* PROBLEM DETAILS *
Each line below should be repeated exactly as written, with no pictures carried over.

* DATA EXCERPTS *

|---|

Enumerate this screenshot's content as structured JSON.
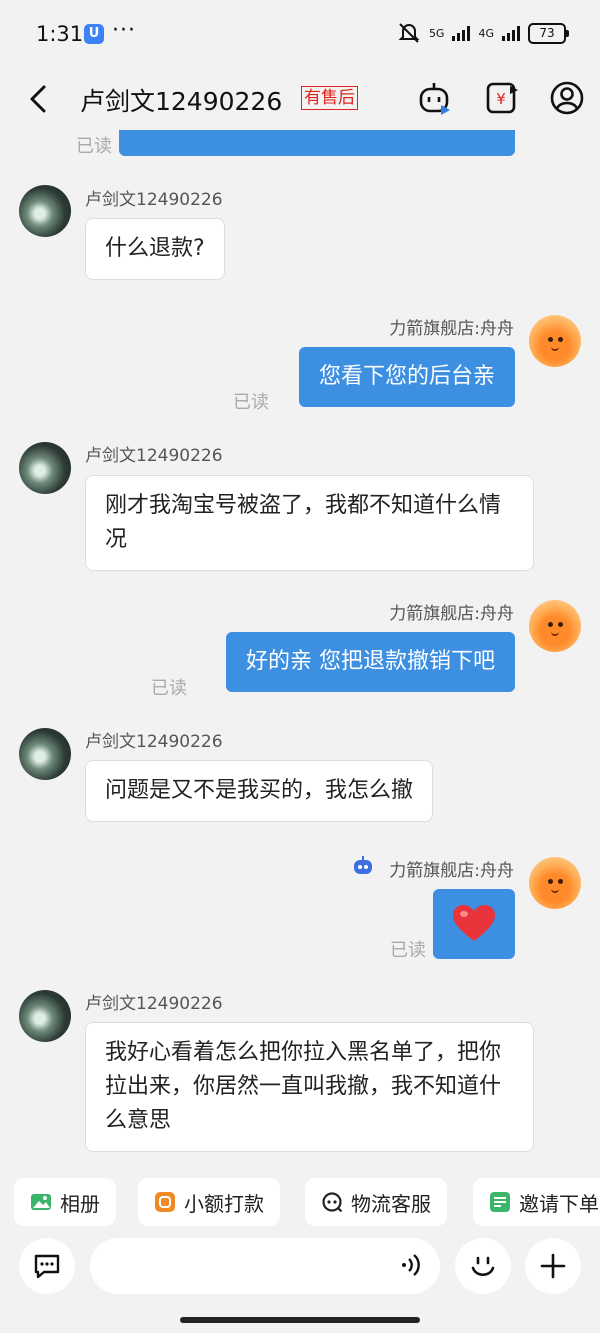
{
  "status": {
    "time": "1:31",
    "app_badge": "U",
    "more": "···",
    "net1": "5G",
    "net2": "4G",
    "battery": "73"
  },
  "header": {
    "title": "卢剑文12490226",
    "badge": "有售后"
  },
  "chat": {
    "customer_name": "卢剑文12490226",
    "shop_name": "力箭旗舰店:舟舟",
    "read_label": "已读",
    "messages": [
      {
        "side": "left",
        "text": "什么退款?"
      },
      {
        "side": "right",
        "text": "您看下您的后台亲",
        "status": "已读"
      },
      {
        "side": "left",
        "text": "刚才我淘宝号被盗了，我都不知道什么情况"
      },
      {
        "side": "right",
        "text": "好的亲 您把退款撤销下吧",
        "status": "已读"
      },
      {
        "side": "left",
        "text": "问题是又不是我买的，我怎么撤"
      },
      {
        "side": "right",
        "sticker": "heart-icon",
        "status": "已读"
      },
      {
        "side": "left",
        "text": "我好心看着怎么把你拉入黑名单了，把你拉出来，你居然一直叫我撤，我不知道什么意思"
      }
    ]
  },
  "quick_actions": [
    {
      "label": "相册",
      "icon": "image-icon",
      "color": "#3bb56a"
    },
    {
      "label": "小额打款",
      "icon": "payment-icon",
      "color": "#f08a24"
    },
    {
      "label": "物流客服",
      "icon": "logistics-service-icon",
      "color": "#222222"
    },
    {
      "label": "邀请下单",
      "icon": "invite-order-icon",
      "color": "#3bb56a"
    }
  ],
  "input": {
    "placeholder": ""
  },
  "colors": {
    "accent": "#3d8fe2",
    "badge_red": "#e0241b",
    "background": "#f2f2f2"
  }
}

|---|

* WRITTEN RESPONSE *
Enumerate this screenshot's content as structured JSON.
{
  "status": {
    "time": "1:31",
    "app_badge": "U",
    "more": "···",
    "net1": "5G",
    "net2": "4G",
    "battery": "73"
  },
  "header": {
    "title": "卢剑文12490226",
    "badge": "有售后"
  },
  "chat": {
    "customer_name": "卢剑文12490226",
    "shop_name": "力箭旗舰店:舟舟",
    "read_label": "已读",
    "messages": [
      {
        "side": "left",
        "text": "什么退款?"
      },
      {
        "side": "right",
        "text": "您看下您的后台亲",
        "status": "已读"
      },
      {
        "side": "left",
        "text": "刚才我淘宝号被盗了，我都不知道什么情况"
      },
      {
        "side": "right",
        "text": "好的亲 您把退款撤销下吧",
        "status": "已读"
      },
      {
        "side": "left",
        "text": "问题是又不是我买的，我怎么撤"
      },
      {
        "side": "right",
        "sticker": "heart-icon",
        "status": "已读"
      },
      {
        "side": "left",
        "text": "我好心看着怎么把你拉入黑名单了，把你拉出来，你居然一直叫我撤，我不知道什么意思"
      }
    ]
  },
  "quick_actions": [
    {
      "label": "相册",
      "icon": "image-icon",
      "color": "#3bb56a"
    },
    {
      "label": "小额打款",
      "icon": "payment-icon",
      "color": "#f08a24"
    },
    {
      "label": "物流客服",
      "icon": "logistics-service-icon",
      "color": "#222222"
    },
    {
      "label": "邀请下单",
      "icon": "invite-order-icon",
      "color": "#3bb56a"
    }
  ],
  "input": {
    "placeholder": ""
  },
  "colors": {
    "accent": "#3d8fe2",
    "badge_red": "#e0241b",
    "background": "#f2f2f2"
  }
}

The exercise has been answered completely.